    • Use language that the patient will understand; give information in small pieces. Never say, There’s nothing more we can do. “Nothing” is euphemistic and easily misinterpreted; to a patient “nothing” means abandonment. Summarize the patient’s goals as part of your introducing a discussion of hospice care: You’ve told me you want to be as independent and comfortable as possible. Hospice care is the best way I know to help you achieve those goals. Listen carefully to the response; patients often have a distorted view of hospice care, others have never heard the term. Ask what the term means to them; patients frequently describe hospice as a place to go to die or what you do when you give up. Probe for previous experiences or how they developed their point of view. Respond by describing hospice as A program that helps the patient and family achieve the goals you’ve just described; it’s a team of people that help meet the patient’s and family’s physical, psychological, social and spiritual needs. Offer to ask someone from the hospice program to meet with them to give information.
  5. Offer your recommendation
    • From what you’ve told me, I would recommend that hospice care begin so that I can do the best possible job in meeting the goals we discussed today. I think it would be best if we got hospice involved. Normalize your recommendation: I always ask hospice to get involved for my patients at this stage of their illness. Reinforce that entering hospice care does not mean that the patient can never return to the office or hospital for care, that the decision is revocable, and that the patient can continue seeing their current physicians.
  6. Respond to emotions
    • Strong emotions are common when discussing death. Typically the acute emotional response is brief. The most profound initial response a physician can make may be silence, providing a reassuring touch, and offering facial tissues (see Fast Fact #29).
  7. Establish a plan
  8. Summarize the plan: I’ll ask hospice representatives to come by to give information, then you and I can discuss it.

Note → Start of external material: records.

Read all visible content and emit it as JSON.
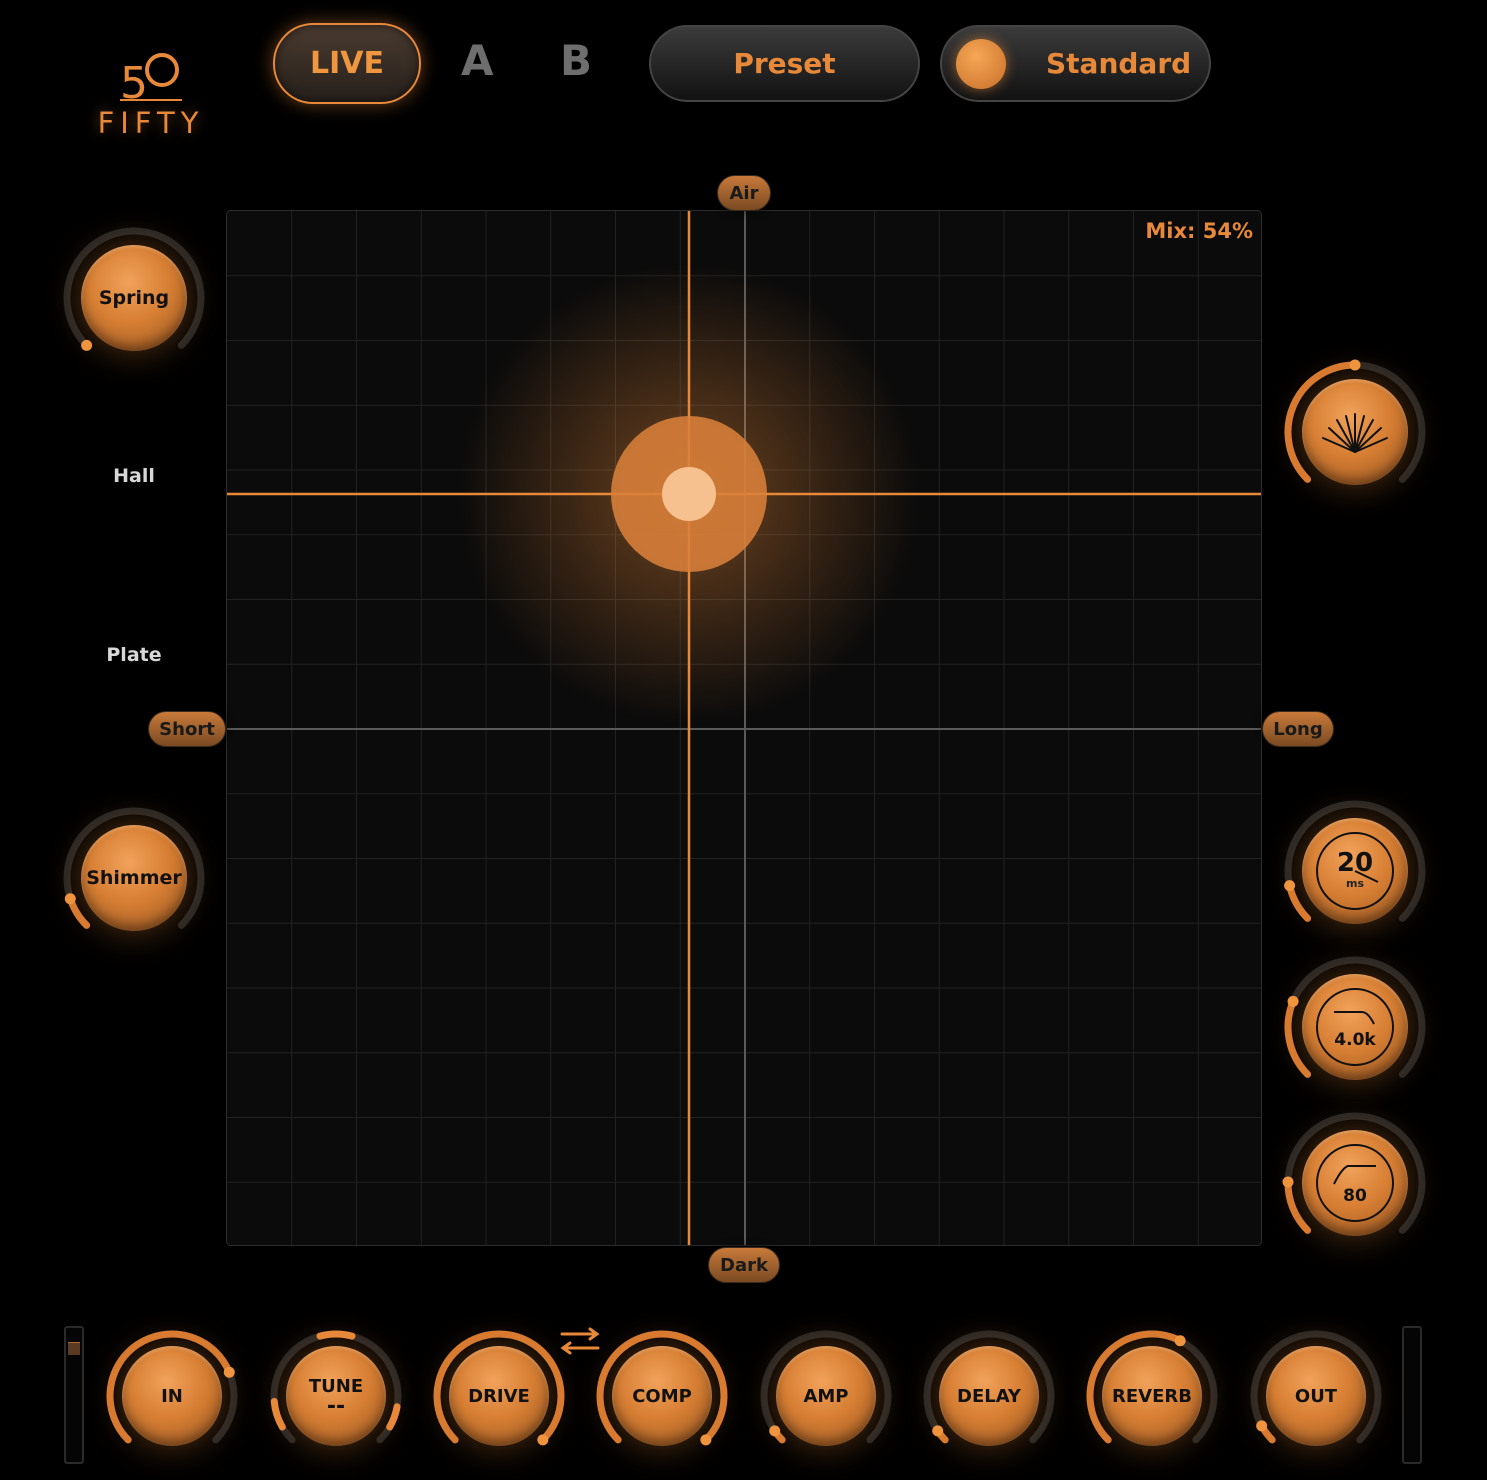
{
  "logo": {
    "numeral": "50",
    "wordmark": "FIFTY"
  },
  "header": {
    "modes": {
      "live": "LIVE",
      "a": "A",
      "b": "B"
    },
    "preset_label": "Preset",
    "standard_label": "Standard"
  },
  "xy_pad": {
    "mix_label": "Mix: 54%",
    "axes": {
      "top": "Air",
      "bottom": "Dark",
      "left": "Short",
      "right": "Long"
    }
  },
  "left_panel": {
    "reverb_types": [
      "Spring",
      "Hall",
      "Plate",
      "Shimmer"
    ],
    "spring_knob": {
      "label": "Spring",
      "value": 0.0
    },
    "shimmer_knob": {
      "label": "Shimmer",
      "value": 0.1
    }
  },
  "right_panel": {
    "diffusion_knob": {
      "icon": "diffusion-fan-icon",
      "value": 0.5
    },
    "predelay_knob": {
      "value": "20",
      "unit": "ms",
      "level": 0.12
    },
    "lowpass_knob": {
      "value": "4.0k",
      "icon": "lowpass-filter-icon",
      "level": 0.25
    },
    "highpass_knob": {
      "value": "80",
      "icon": "highpass-filter-icon",
      "level": 0.17
    }
  },
  "signal_chain": [
    {
      "label": "IN",
      "level": 0.75
    },
    {
      "label": "TUNE",
      "sub": "--",
      "level": 0.0
    },
    {
      "label": "DRIVE",
      "level": 1.0
    },
    {
      "label": "COMP",
      "level": 1.0
    },
    {
      "label": "AMP",
      "level": 0.04
    },
    {
      "label": "DELAY",
      "level": 0.04
    },
    {
      "label": "REVERB",
      "level": 0.6
    },
    {
      "label": "OUT",
      "level": 0.06
    }
  ],
  "colors": {
    "accent": "#e8893a",
    "background": "#000000",
    "pad": "#0b0b0b",
    "grid": "#262626"
  }
}
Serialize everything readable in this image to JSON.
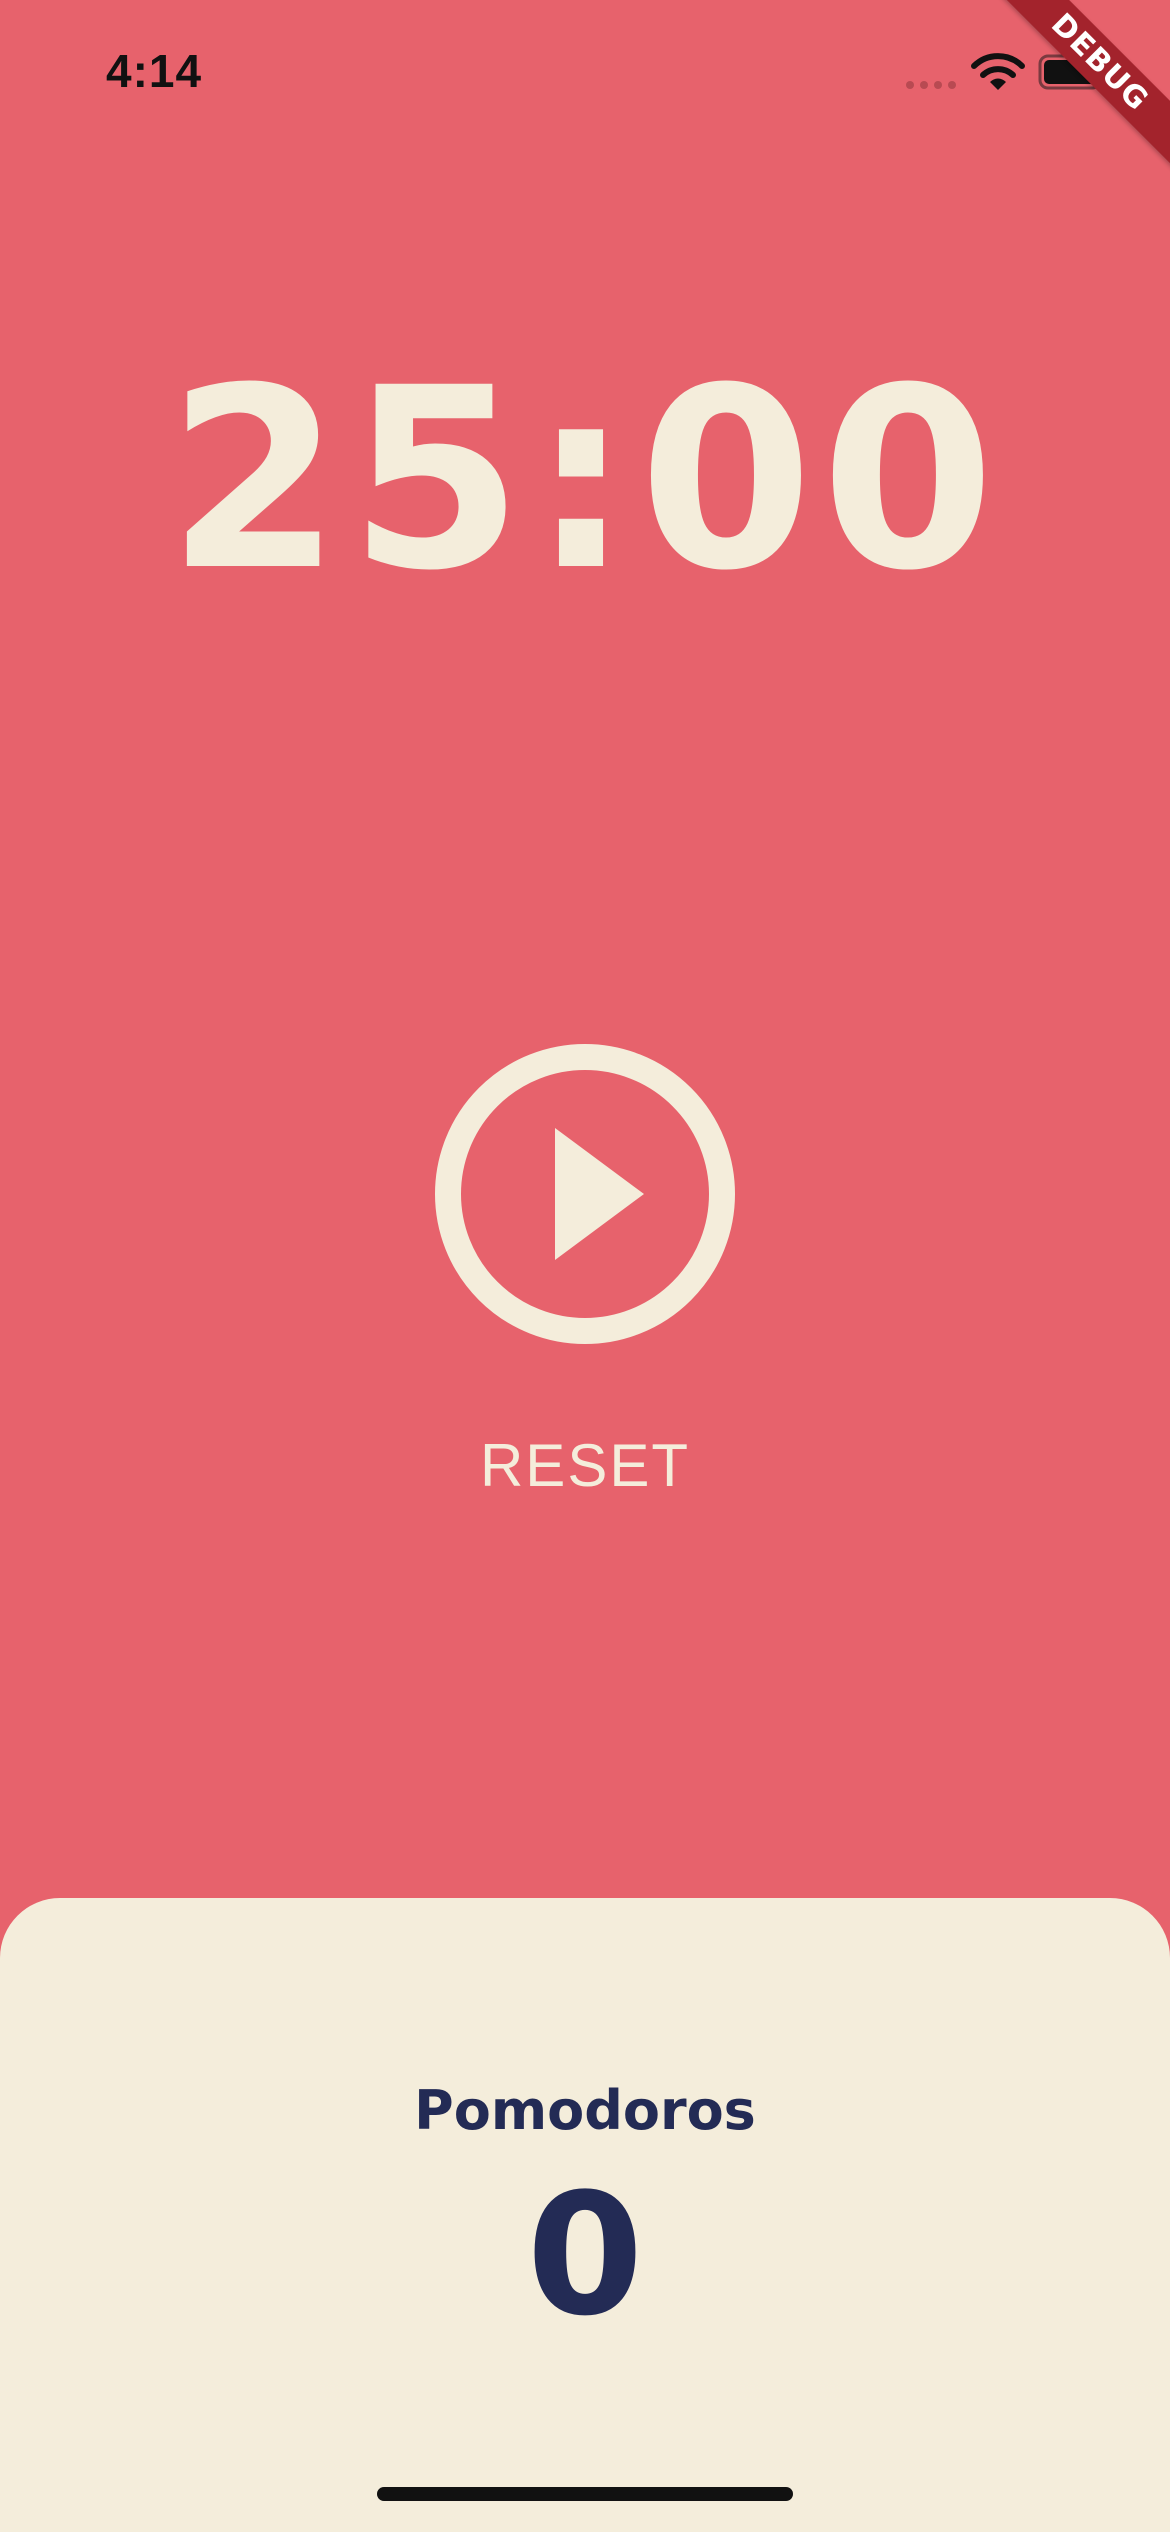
{
  "status_bar": {
    "time": "4:14"
  },
  "debug_banner": {
    "label": "DEBUG"
  },
  "timer": {
    "display": "25:00"
  },
  "controls": {
    "play_icon": "play-circle-icon",
    "reset_label": "RESET"
  },
  "pomodoros": {
    "label": "Pomodoros",
    "count": "0"
  },
  "colors": {
    "background": "#E7626C",
    "cream": "#F4EDDB",
    "navy": "#232B55",
    "debug_banner": "#A3232C"
  }
}
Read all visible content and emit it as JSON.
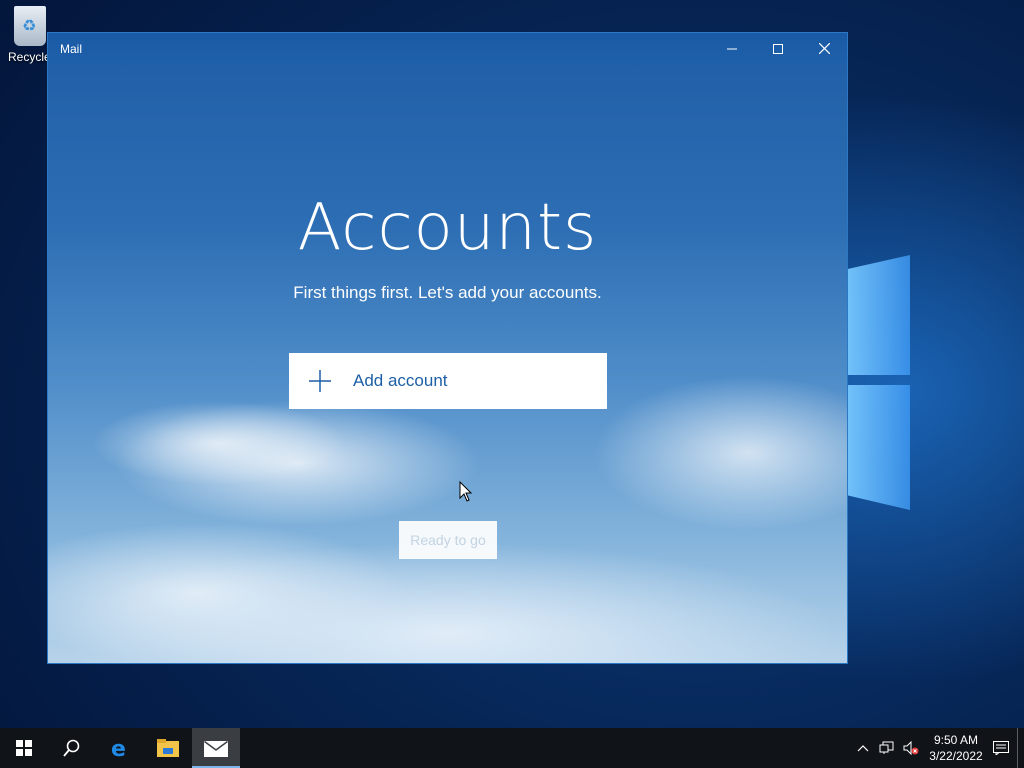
{
  "desktop": {
    "recycle_bin_label": "Recycle Bin"
  },
  "window": {
    "title": "Mail",
    "controls": {
      "minimize": "minimize",
      "maximize": "maximize",
      "close": "close"
    }
  },
  "main": {
    "heading": "Accounts",
    "subheading": "First things first. Let's add your accounts.",
    "add_account_label": "Add account",
    "ready_label": "Ready to go"
  },
  "taskbar": {
    "items": [
      "start-icon",
      "search-icon",
      "edge-icon",
      "file-explorer-icon",
      "mail-icon"
    ],
    "active_item": "mail-icon",
    "clock_time": "9:50 AM",
    "clock_date": "3/22/2022"
  },
  "colors": {
    "accent": "#1c5fa6",
    "titlebar": "#1f60ab",
    "taskbar": "#101318"
  }
}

References

  1. von Gunten CF. Discussing Hospice Care. J Clin Oncol. 2002; 20:1419-1424.
  2. Casarett DJ, Quill TE. “I’m not ready for hospice”: Strategies for timely hospice discussions. Ann Int Med. 2007; 146:443-449.

Fast Facts and Concepts are edited by Drew A. Rosielle MD, Palliative Care Center, Medical College of Wisconsin. For more information write to: drosiell@mcw.edu. More information, as well as the complete set of Fast Facts, are available at EPERC: www.eperc.mcw.edu.

Version History: This Fast Fact was originally edited by David E Weissman MD. 2nd Edition published July 2005. Current version re-copy-edited March 2009; references updated.

Copyright/Referencing Information: Users are free to download and distribute Fast Facts for educational purposes only. von Gunten CF. Discussing Hospice, 2nd Edition. Fast Facts and Concepts. July 2005; 38. Available at: http://www.eperc.mcw.edu/EPERC/FastFactsIndex/ff_038.htm.

Disclaimer: Fast Facts and Concepts provide educational information. This information is not medical advice. Health care providers should exercise their own independent clinical judgment. Some Fast Facts cite the use of a product in a dosage, for an indication, or in a manner other than that recommended in the product labeling. Accordingly, the official prescribing information should be consulted before any such product is used.

ACGME Competencies: Interpersonal and Communication Skills, Patient Care

Keyword(s): Communication